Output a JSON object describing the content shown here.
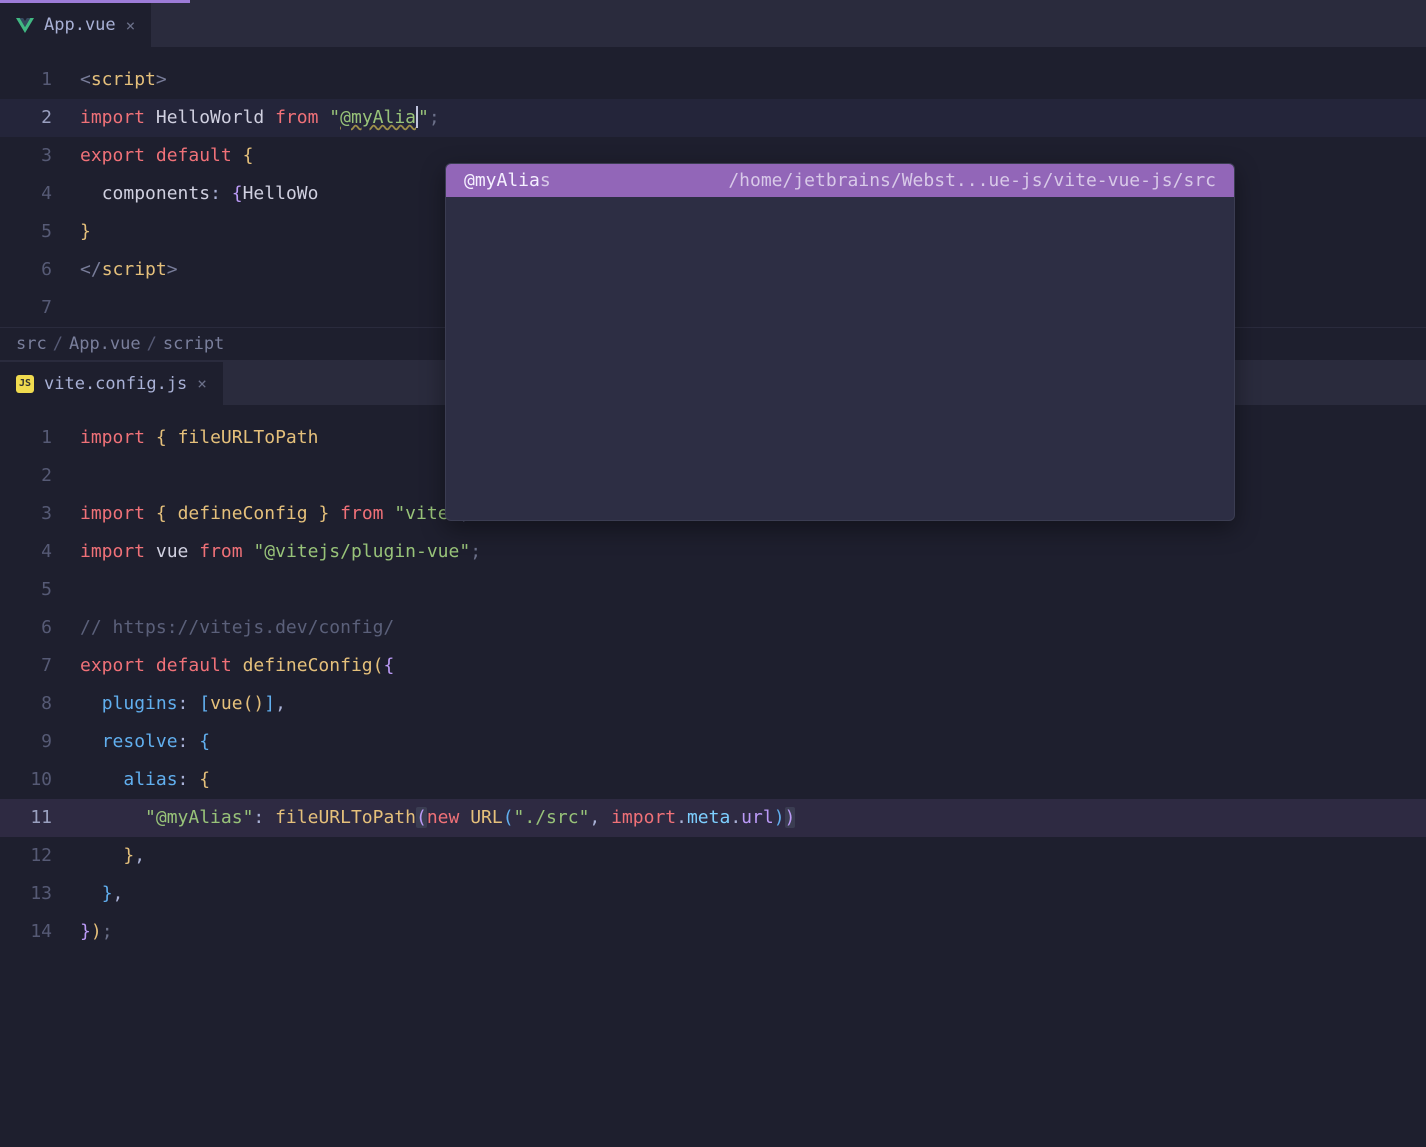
{
  "tabs": {
    "top": {
      "label": "App.vue"
    },
    "bottom": {
      "label": "vite.config.js",
      "badge": "JS"
    }
  },
  "breadcrumb": {
    "parts": [
      "src",
      "App.vue",
      "script"
    ]
  },
  "editor_top": {
    "lines": {
      "1": {
        "num": "1"
      },
      "2": {
        "num": "2",
        "import_kw": "import",
        "ident": "HelloWorld",
        "from_kw": "from",
        "str_prefix": "\"",
        "str_val": "@myAlia",
        "str_suffix": "\"",
        "semi": ";"
      },
      "3": {
        "num": "3",
        "export_kw": "export",
        "default_kw": "default",
        "brace": "{"
      },
      "4": {
        "num": "4",
        "prop": "components",
        "colon": ":",
        "brace": "{",
        "ident": "HelloWo"
      },
      "5": {
        "num": "5",
        "brace": "}"
      },
      "6": {
        "num": "6"
      },
      "7": {
        "num": "7"
      }
    },
    "script_tag": "script"
  },
  "editor_bottom": {
    "lines": {
      "1": {
        "num": "1",
        "import_kw": "import",
        "lbrace": "{",
        "ident": "fileURLToPath",
        "rbrace": "}"
      },
      "2": {
        "num": "2"
      },
      "3": {
        "num": "3",
        "import_kw": "import",
        "lbrace": "{",
        "ident": "defineConfig",
        "rbrace": "}",
        "from_kw": "from",
        "str": "\"vite\"",
        "semi": ";"
      },
      "4": {
        "num": "4",
        "import_kw": "import",
        "ident": "vue",
        "from_kw": "from",
        "str": "\"@vitejs/plugin-vue\"",
        "semi": ";"
      },
      "5": {
        "num": "5"
      },
      "6": {
        "num": "6",
        "comment": "// https://vitejs.dev/config/"
      },
      "7": {
        "num": "7",
        "export_kw": "export",
        "default_kw": "default",
        "fn": "defineConfig",
        "paren": "(",
        "brace": "{"
      },
      "8": {
        "num": "8",
        "prop": "plugins",
        "colon": ":",
        "lbr": "[",
        "fn": "vue",
        "parens": "()",
        "rbr": "]",
        "comma": ","
      },
      "9": {
        "num": "9",
        "prop": "resolve",
        "colon": ":",
        "brace": "{"
      },
      "10": {
        "num": "10",
        "prop": "alias",
        "colon": ":",
        "brace": "{"
      },
      "11": {
        "num": "11",
        "key": "\"@myAlias\"",
        "colon": ":",
        "fn": "fileURLToPath",
        "lparen": "(",
        "new_kw": "new",
        "cls": "URL",
        "lparen2": "(",
        "arg1": "\"./src\"",
        "comma": ",",
        "import_meta": "import",
        "dot1": ".",
        "meta": "meta",
        "dot2": ".",
        "url": "url",
        "rparen2": ")",
        "rparen": ")"
      },
      "12": {
        "num": "12",
        "brace": "}",
        "comma": ","
      },
      "13": {
        "num": "13",
        "brace": "}",
        "comma": ","
      },
      "14": {
        "num": "14",
        "brace": "}",
        "paren": ")",
        "semi": ";"
      }
    }
  },
  "autocomplete": {
    "match_prefix": "@myAlia",
    "match_suffix": "s",
    "path": "/home/jetbrains/Webst...ue-js/vite-vue-js/src"
  }
}
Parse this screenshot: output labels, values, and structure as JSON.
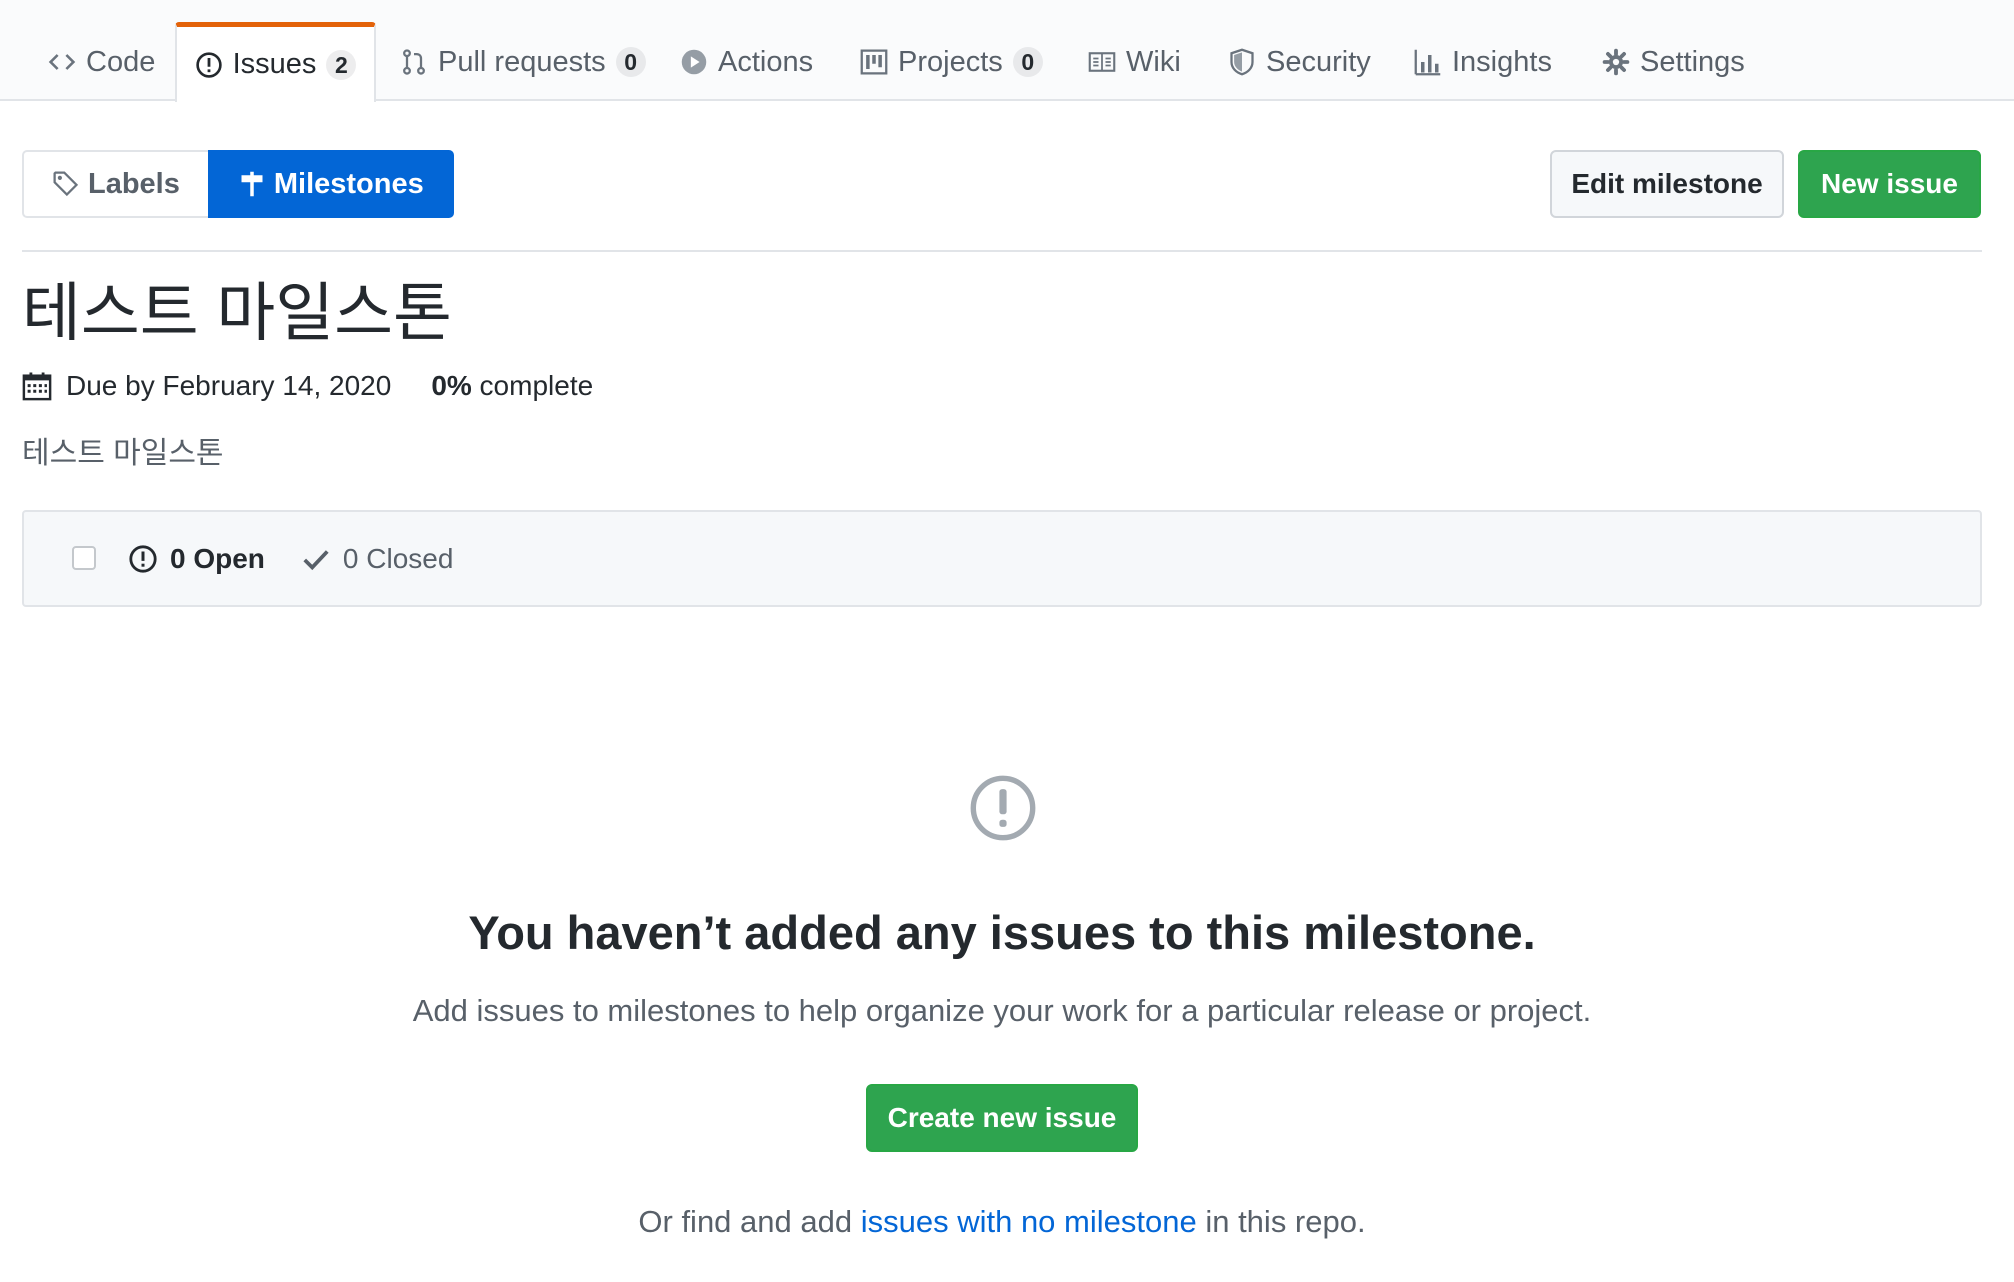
{
  "repo_nav": {
    "tabs": [
      {
        "label": "Code",
        "icon": "code-icon"
      },
      {
        "label": "Issues",
        "icon": "issue-opened-icon",
        "count": "2",
        "selected": true
      },
      {
        "label": "Pull requests",
        "icon": "git-pull-request-icon",
        "count": "0"
      },
      {
        "label": "Actions",
        "icon": "play-icon"
      },
      {
        "label": "Projects",
        "icon": "project-icon",
        "count": "0"
      },
      {
        "label": "Wiki",
        "icon": "book-icon"
      },
      {
        "label": "Security",
        "icon": "shield-icon"
      },
      {
        "label": "Insights",
        "icon": "graph-icon"
      },
      {
        "label": "Settings",
        "icon": "gear-icon"
      }
    ]
  },
  "subnav": {
    "labels": "Labels",
    "milestones": "Milestones"
  },
  "actions": {
    "edit_milestone": "Edit milestone",
    "new_issue": "New issue"
  },
  "milestone": {
    "title": "테스트 마일스톤",
    "due": "Due by February 14, 2020",
    "percent": "0%",
    "complete_label": " complete",
    "description": "테스트 마일스톤"
  },
  "issues_header": {
    "open": "0 Open",
    "closed": "0 Closed"
  },
  "blankslate": {
    "title": "You haven’t added any issues to this milestone.",
    "text": "Add issues to milestones to help organize your work for a particular release or project.",
    "button": "Create new issue",
    "footer_before": "Or find and add ",
    "footer_link": "issues with no milestone",
    "footer_after": " in this repo."
  },
  "colors": {
    "accent_blue": "#0366d6",
    "primary_green": "#2ea44f",
    "tab_highlight": "#e36209"
  }
}
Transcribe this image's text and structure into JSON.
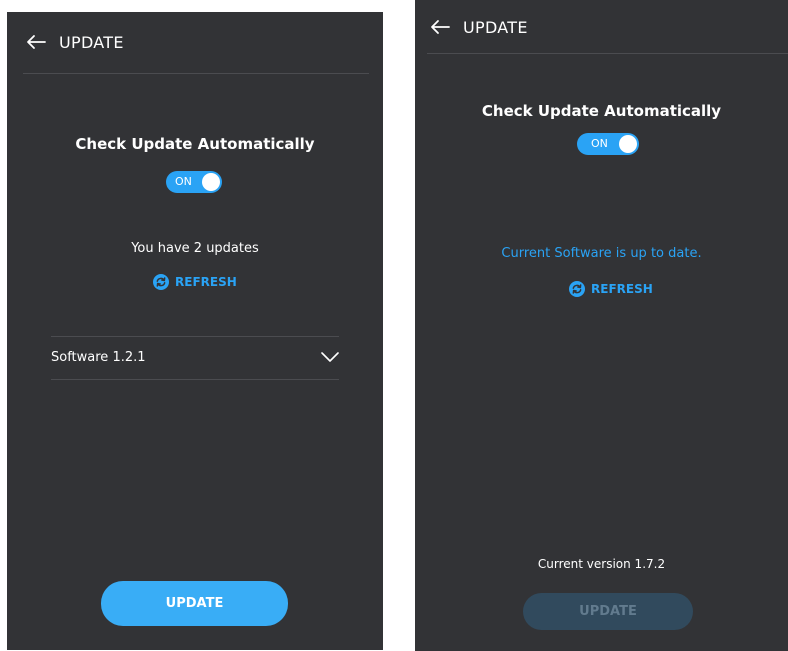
{
  "colors": {
    "panel_bg": "#323336",
    "accent": "#2aa3f5",
    "divider": "#4b4c50",
    "disabled_button_bg": "#314a5d",
    "disabled_button_text": "#627b8e"
  },
  "left_panel": {
    "header": {
      "title": "UPDATE",
      "back_icon": "arrow-left-icon"
    },
    "auto_update": {
      "title": "Check Update Automatically",
      "toggle_label": "ON",
      "enabled": true
    },
    "status": "You have 2 updates",
    "refresh": {
      "label": "REFRESH",
      "icon": "refresh-icon"
    },
    "software_item": {
      "label": "Software 1.2.1",
      "icon": "chevron-down-icon"
    },
    "update_button": {
      "label": "UPDATE",
      "enabled": true
    }
  },
  "right_panel": {
    "header": {
      "title": "UPDATE",
      "back_icon": "arrow-left-icon"
    },
    "auto_update": {
      "title": "Check Update Automatically",
      "toggle_label": "ON",
      "enabled": true
    },
    "status": "Current Software is up to date.",
    "refresh": {
      "label": "REFRESH",
      "icon": "refresh-icon"
    },
    "current_version": "Current version 1.7.2",
    "update_button": {
      "label": "UPDATE",
      "enabled": false
    }
  }
}
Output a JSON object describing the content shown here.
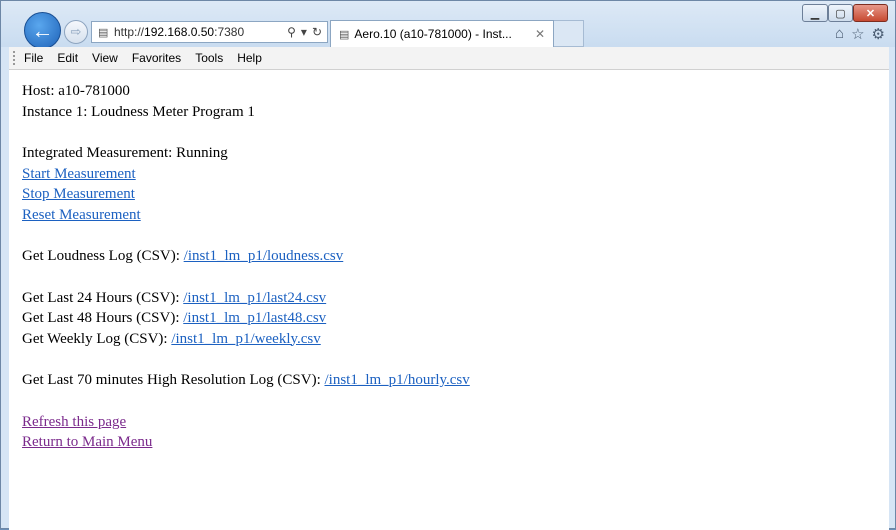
{
  "browser": {
    "address": {
      "prefix": "http://",
      "host": "192.168.0.50",
      "rest": ":7380"
    },
    "tab_title": "Aero.10 (a10-781000) - Inst...",
    "menu": [
      "File",
      "Edit",
      "View",
      "Favorites",
      "Tools",
      "Help"
    ]
  },
  "page": {
    "host_line": "Host: a10-781000",
    "instance_line": "Instance 1: Loudness Meter Program 1",
    "measurement_status": "Integrated Measurement: Running",
    "start_link": "Start Measurement",
    "stop_link": "Stop Measurement",
    "reset_link": "Reset Measurement",
    "loudness_log_label": "Get Loudness Log (CSV): ",
    "loudness_log_link": "/inst1_lm_p1/loudness.csv",
    "last24_label": "Get Last 24 Hours (CSV): ",
    "last24_link": "/inst1_lm_p1/last24.csv",
    "last48_label": "Get Last 48 Hours (CSV): ",
    "last48_link": "/inst1_lm_p1/last48.csv",
    "weekly_label": "Get Weekly Log (CSV): ",
    "weekly_link": "/inst1_lm_p1/weekly.csv",
    "hourly_label": "Get Last 70 minutes High Resolution Log (CSV): ",
    "hourly_link": "/inst1_lm_p1/hourly.csv",
    "refresh_link": "Refresh this page",
    "return_link": "Return to Main Menu"
  },
  "colors": {
    "link": "#1c61c1",
    "visited_link": "#7b2a8c"
  }
}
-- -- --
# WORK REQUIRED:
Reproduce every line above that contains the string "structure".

# YOUR RESPONSE:
Parse this screenshot: output labels, values, and structure as JSON.
Transcribe this image's text and structure into JSON.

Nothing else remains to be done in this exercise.